If the draft law is passed, puppies and kittens will no longer be sold from pet stores. They will only be available from animal shelters and professional breeders.
It is proposed that a household will be allowed no more than five pets. This measure will not be applied retroactively.
All pet owners will be required to take out civil liability insurance for their pets.
As each of the proposed measures are introduced, this article will be updated.
Here are the actions that became law on the 18th February 2022 which are forbidden under Spain’s new Animal Protection Law:
Mistreating or physically abusing animals.
Treating animals negligently or undertaking other practises that can cause them suffering, physical or psychological harm or even death.

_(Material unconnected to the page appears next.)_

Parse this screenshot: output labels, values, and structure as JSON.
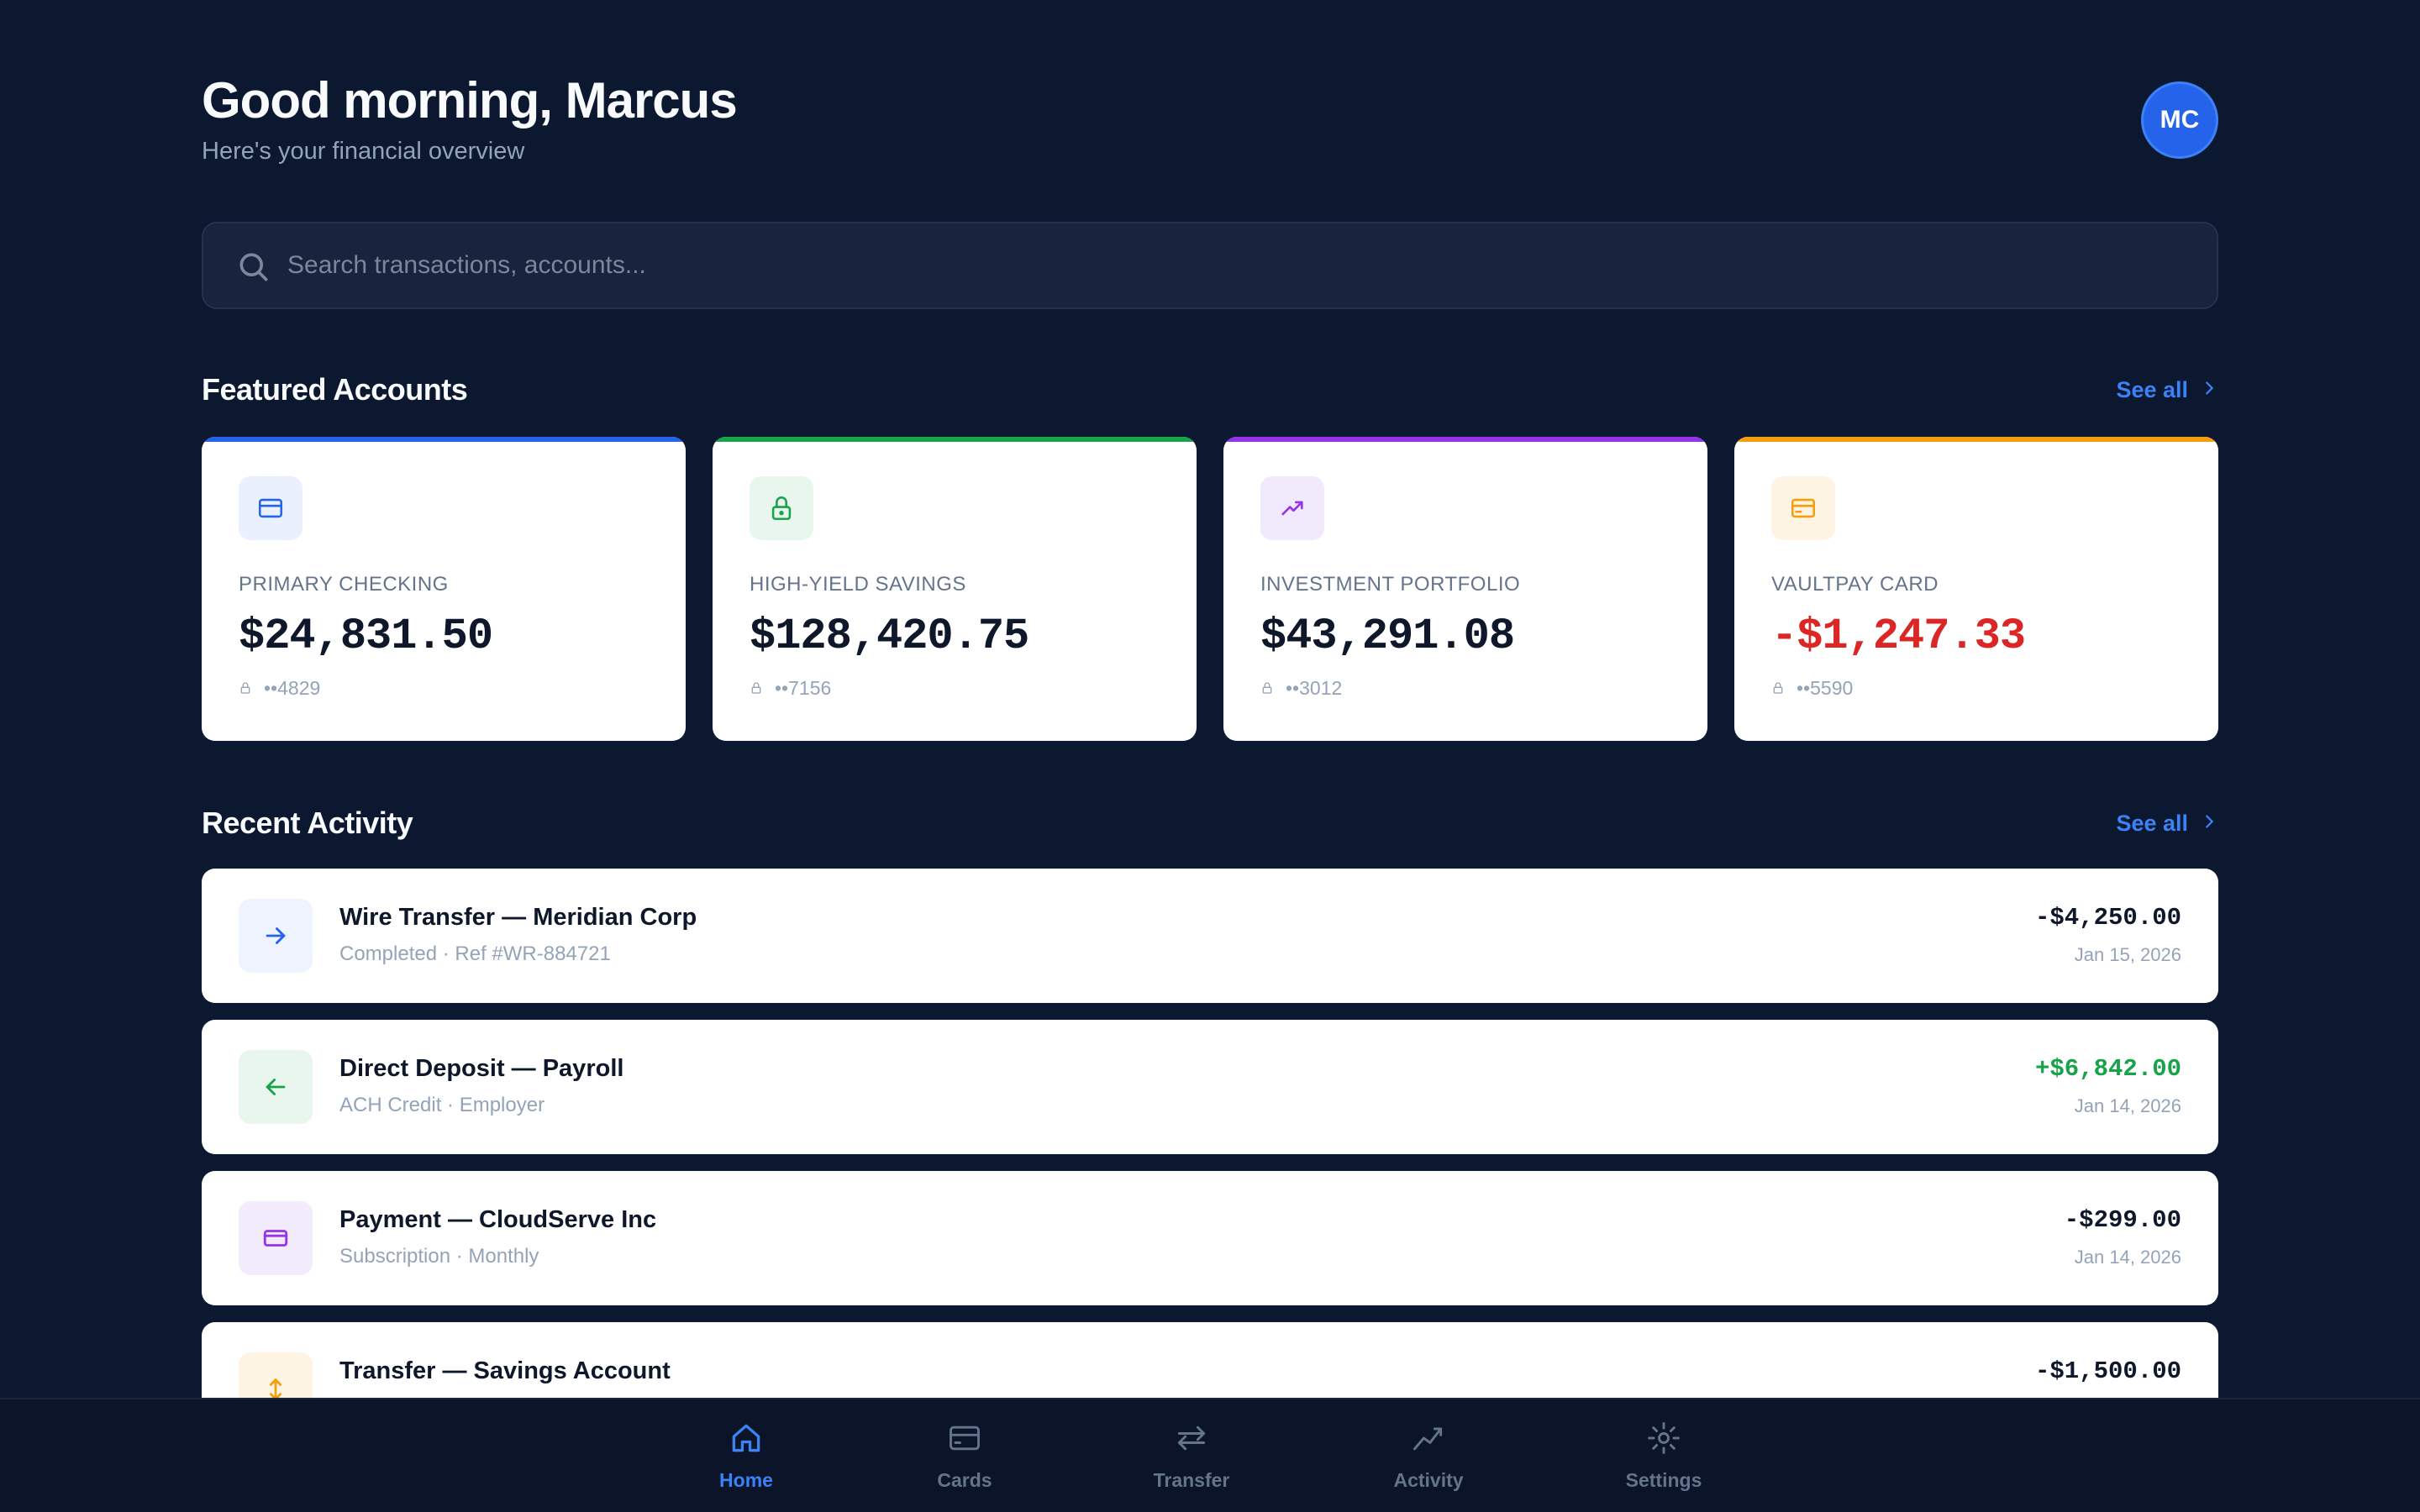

Abandoning animals in either indoor or outdoor spaces.
Mutilating or carrying out cosmetic bodily modifications on animals, with the exception of operations necessary to ensure their well being or for sterilisation purposes, which must be accredited by a veterinarian’s report.
Using an animal for fighting purposes or training them to be aggressive.
Using animals for artistic or commercial purposes as well as other public spectacles that cause them anxiety, suffering or pain.
Breeding for genetic selection purposes that could result in health problems for the animal, or any unauthorised breeding of pets
Selling or exhibiting animals in shops for commercial purposes (except fish). The transfer of animals, whether at a price or free, has to be carried out directly with the breeder or shelter without any intermediaries seeking a profit. The sale of animals by unlicensed breeders or regular pet owners is not allowed.
Donating or adopting an unidentified animal. The free transfer of ownership must be reflected in a contract, along with the animal’s identification details.
Using animals in advertising without prior official permission.
Using collars, leashes or spikes that strangle the animal or electric devices that can cause harm to the animal.
Tying an animal to a moving vehicle.
Using domestic pets for animal or human consumption.
Euthanising an animal without prior permission from a vet and without any other purpose than avoiding its suffering.
Using an animal for unsuitable or arduous work based on the animal’s traits.
Using an animal for begging purposes.
Bird trapping, especially finches.
Feeding pets carcasses, entrails or offal from animals that haven’t undergone the correct health checks.
Gifting animals as a reward, prize, in raffles or in sale offers.
Permanently keeping pets on balconies, terraces, attics, storage rooms, basements, vehicles or other similar spaces.
Permanently releasing domestic pets into the wild or other environments in nature.
Disposing of a dead animal’s body without prior identification or notification to the relevant authorities.
Using any device or mechanism designed to restrict their mobility unless prescribed by a vet.
Leaving an animal unsupervised for three consecutive days. Depending on the type of dog breed, this period should not be longer than 24 consecutive hours.
Culling feral feline colonies without prior authorisation from local governments and carried out by anyone other than a vet.